Architect Balthasar Neumann (1687–1753), whose talents included a rare combination of technical skill and an eye for beauty and harmony, oversaw the design of the 350-room palace, and his masterpiece shows a unity of purpose and design unusual in structures of such size. Von Schönborn’s successor, Prince-Bishop Carl Phillip von Greiffenclau, had the foresight to hire the Venetian painter Tiepolo to fresco the Treppenhaus (staircase), where in the largest fresco ever painted, Apollo is surrounded by other gods and women representing the four corners of the world, rendering a climb to the upper hall into a theatrical event. A keen-eyed observer might note that the fierce, naked maiden representing America is being served hot chocolate, then an exotic elixir, as she sits astride a crocodile among cannibals. Tiepolo worked some specific portraits into the Europa section, where he depicts himself as well as his son Giovanni, who accompanied him from Venice. Tiepolo also painted the frescoes in the chapel and the Imperial Hall, where he portrays, among other themes, the 1156 marriage in Würzburg of emperor Frederick Barbarossa to Beatrice of Burgundy. Among some spectacular visual tricks in the Imperial Hall is the dog who seems to perch on a pillar in front of a scene depicting the investiture of Franconian duke Herold; as you walk around the room, the dog transforms from a sleek pup into a plump, grizzled hound. As you walk down the hallways, notice a number of doors that are only about four feet tall—they were built to accommodate a staff of dwarves, who scrambled through tight passages within the walls to tend to the ceramic tile stoves that warm the salons.

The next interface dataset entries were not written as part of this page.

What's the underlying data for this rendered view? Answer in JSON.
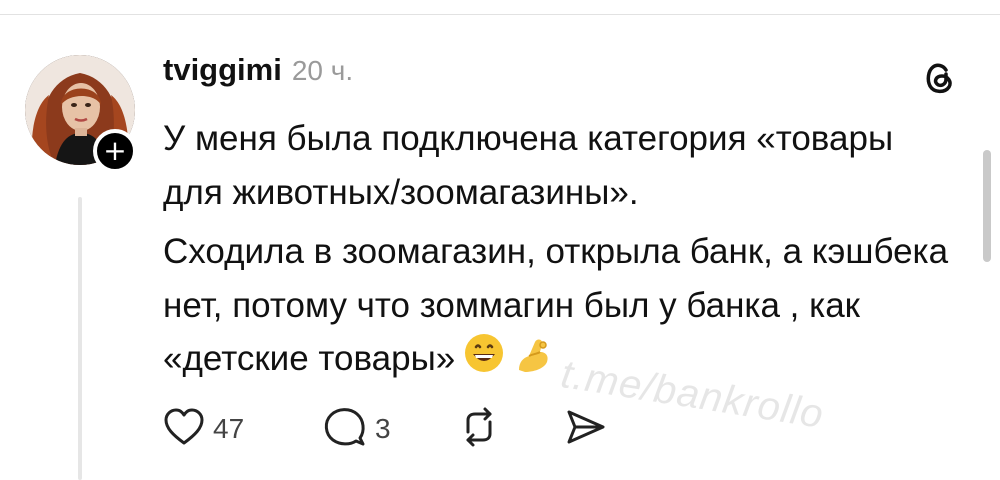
{
  "post": {
    "username": "tviggimi",
    "timestamp": "20 ч.",
    "paragraph1": "У меня была подключена категория «товары для животных/зоомагазины».",
    "paragraph2": "Сходила в зоомагазин, открыла банк, а кэшбека нет, потому что зоммагин был у банка , как «детские товары»",
    "emojis": [
      "grinning-face-emoji",
      "pinching-hand-emoji"
    ]
  },
  "actions": {
    "likes": "47",
    "replies": "3"
  },
  "watermark": "t.me/bankrollo",
  "icons": {
    "like": "heart-icon",
    "reply": "speech-bubble-icon",
    "repost": "repost-icon",
    "share": "send-icon",
    "logo": "threads-logo-icon",
    "follow": "plus-icon"
  },
  "colors": {
    "text": "#111111",
    "muted": "#9a9a9a",
    "badge": "#000000",
    "thread_line": "#e6e6e6"
  }
}
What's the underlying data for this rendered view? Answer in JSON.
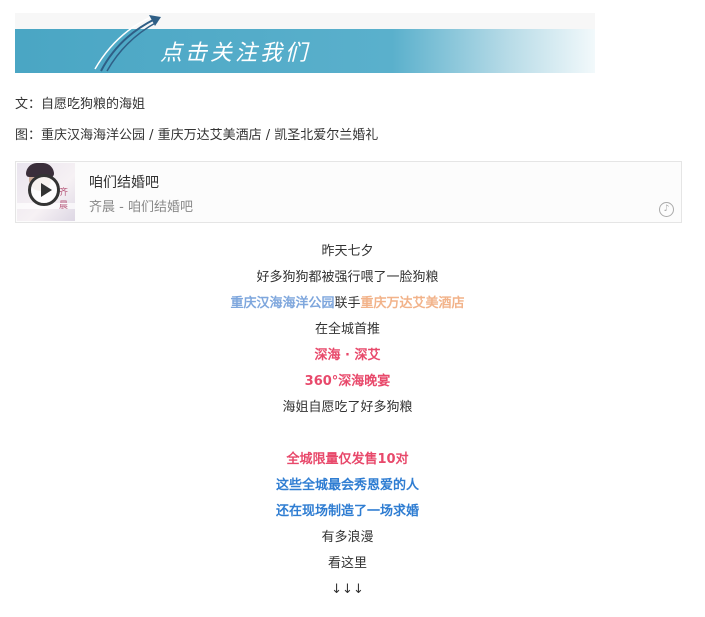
{
  "banner": {
    "text": "点击关注我们"
  },
  "credits": {
    "text_line": "文：自愿吃狗粮的海姐",
    "photo_line": "图：重庆汉海海洋公园 / 重庆万达艾美酒店 / 凯圣北爱尔兰婚礼"
  },
  "player": {
    "title": "咱们结婚吧",
    "subtitle": "齐晨 - 咱们结婚吧",
    "cover_text": "齐晨",
    "play_icon": "play-icon",
    "music_icon": "music-logo-icon"
  },
  "article": {
    "l1": "昨天七夕",
    "l2": "好多狗狗都被强行喂了一脸狗粮",
    "l3a": "重庆汉海海洋公园",
    "l3b": "联手",
    "l3c": "重庆万达艾美酒店",
    "l4": "在全城首推",
    "l5": "深海 · 深艾",
    "l6": "360°深海晚宴",
    "l7": "海姐自愿吃了好多狗粮",
    "l8": "全城限量仅发售10对",
    "l9": "这些全城最会秀恩爱的人",
    "l10": "还在现场制造了一场求婚",
    "l11": "有多浪漫",
    "l12": "看这里",
    "l13": "↓↓↓"
  },
  "colors": {
    "banner_blue": "#4aa6c4",
    "highlight_blue": "#7fa7dd",
    "highlight_orange": "#f2b38a",
    "highlight_pink": "#e8496b",
    "highlight_deep_blue": "#2f7dd2"
  }
}
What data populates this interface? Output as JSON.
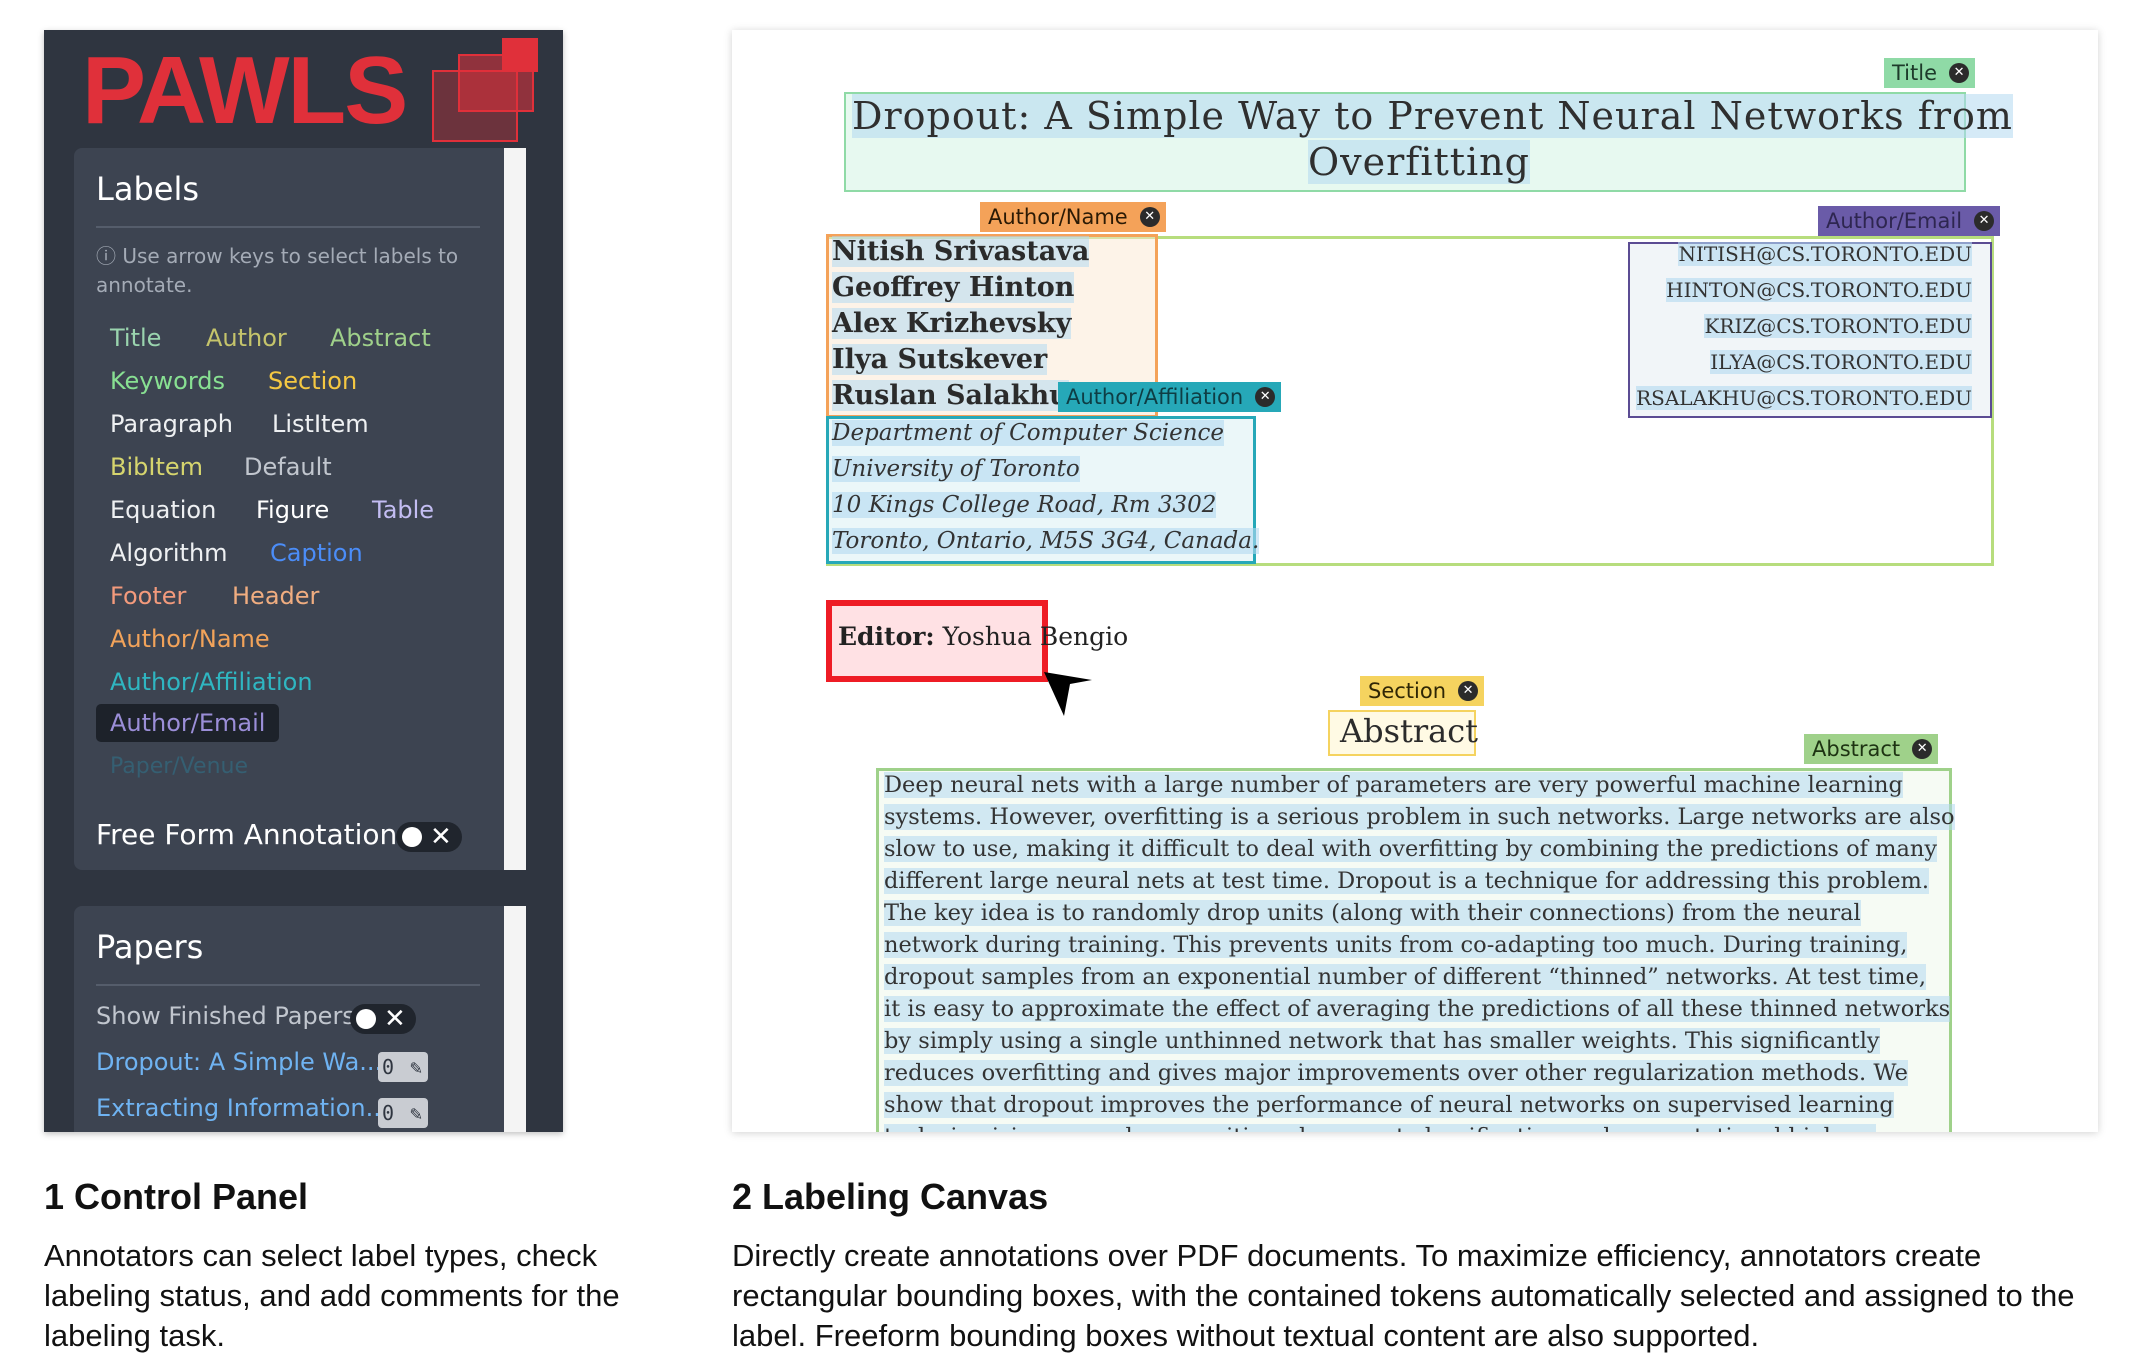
{
  "logo": {
    "text": "PAWLS"
  },
  "labels_card": {
    "heading": "Labels",
    "hint": "Use arrow keys to select labels to annotate.",
    "labels": {
      "title": "Title",
      "author": "Author",
      "abstract": "Abstract",
      "keywords": "Keywords",
      "section": "Section",
      "paragraph": "Paragraph",
      "listitem": "ListItem",
      "bibitem": "BibItem",
      "default": "Default",
      "equation": "Equation",
      "figure": "Figure",
      "table": "Table",
      "algorithm": "Algorithm",
      "caption": "Caption",
      "footer": "Footer",
      "header": "Header",
      "author_name": "Author/Name",
      "author_affiliation": "Author/Affiliation",
      "author_email": "Author/Email",
      "paper_venue": "Paper/Venue"
    },
    "selected_label": "Author/Email",
    "free_form_label": "Free Form Annotations",
    "free_form_toggle_symbol": "✕"
  },
  "papers_card": {
    "heading": "Papers",
    "show_finished_label": "Show Finished Papers:",
    "show_finished_toggle_symbol": "✕",
    "papers": [
      {
        "title": "Dropout: A Simple Wa...",
        "count": "0"
      },
      {
        "title": "Extracting Information...",
        "count": "0"
      }
    ]
  },
  "canvas": {
    "title_tag": "Title",
    "title_lines": [
      "Dropout: A Simple Way to Prevent Neural Networks from",
      "Overfitting"
    ],
    "author_name_tag": "Author/Name",
    "author_names": [
      "Nitish Srivastava",
      "Geoffrey Hinton",
      "Alex Krizhevsky",
      "Ilya Sutskever",
      "Ruslan Salakhu"
    ],
    "author_email_tag": "Author/Email",
    "author_emails": [
      "NITISH@CS.TORONTO.EDU",
      "HINTON@CS.TORONTO.EDU",
      "KRIZ@CS.TORONTO.EDU",
      "ILYA@CS.TORONTO.EDU",
      "RSALAKHU@CS.TORONTO.EDU"
    ],
    "author_affiliation_tag": "Author/Affiliation",
    "affiliation_lines": [
      "Department of Computer Science",
      "University of Toronto",
      "10 Kings College Road, Rm 3302",
      "Toronto, Ontario, M5S 3G4, Canada."
    ],
    "editor_label": "Editor:",
    "editor_name": "Yoshua Bengio",
    "section_tag": "Section",
    "section_text": "Abstract",
    "abstract_tag": "Abstract",
    "abstract_lines": [
      "Deep neural nets with a large number of parameters are very powerful machine learning",
      "systems. However, overfitting is a serious problem in such networks. Large networks are also",
      "slow to use, making it difficult to deal with overfitting by combining the predictions of many",
      "different large neural nets at test time. Dropout is a technique for addressing this problem.",
      "The key idea is to randomly drop units (along with their connections) from the neural",
      "network during training. This prevents units from co-adapting too much. During training,",
      "dropout samples from an exponential number of different “thinned” networks. At test time,",
      "it is easy to approximate the effect of averaging the predictions of all these thinned networks",
      "by simply using a single unthinned network that has smaller weights. This significantly",
      "reduces overfitting and gives major improvements over other regularization methods. We",
      "show that dropout improves the performance of neural networks on supervised learning",
      "tasks in vision, speech recognition, document classification and computational biology,"
    ]
  },
  "captions": {
    "panel_title": "1 Control Panel",
    "panel_body": "Annotators can select label types, check labeling status, and add comments for the labeling task.",
    "canvas_title": "2 Labeling Canvas",
    "canvas_body": "Directly create annotations over PDF documents. To maximize efficiency, annotators create rectangular bounding boxes, with the contained tokens automatically selected and assigned to the label. Freeform bounding boxes without textual content are also supported."
  },
  "colors": {
    "brand": "#e0303a",
    "panel_bg": "#2f3540",
    "title": "#8fdaa6",
    "author": "#b7dd7d",
    "author_name": "#f4a259",
    "author_affiliation": "#26a8b8",
    "author_email": "#6a5ba8",
    "section": "#f5d35f",
    "abstract": "#9fd18a",
    "freeform": "#ee1c25"
  },
  "icons": [
    "info-icon",
    "close-icon",
    "edit-pencil-icon",
    "cursor-arrow-icon"
  ]
}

An interesting historical sidenote: Much of the Residenz’s splendor would have been lost had it not been for an American art historian and soldier, John Davis Skilton, one of the so-called Monuments Men. When he came to Würzburg after the 1945 bombing, he found the palace a burned-out ruin, with the Tiepolo frescoes intact but exposed to the elements, so he constructed a makeshift roof to preserve them. He’s honored in a Memorial Room that chronicles the destruction of the palace and Würzburg and the restoration efforts.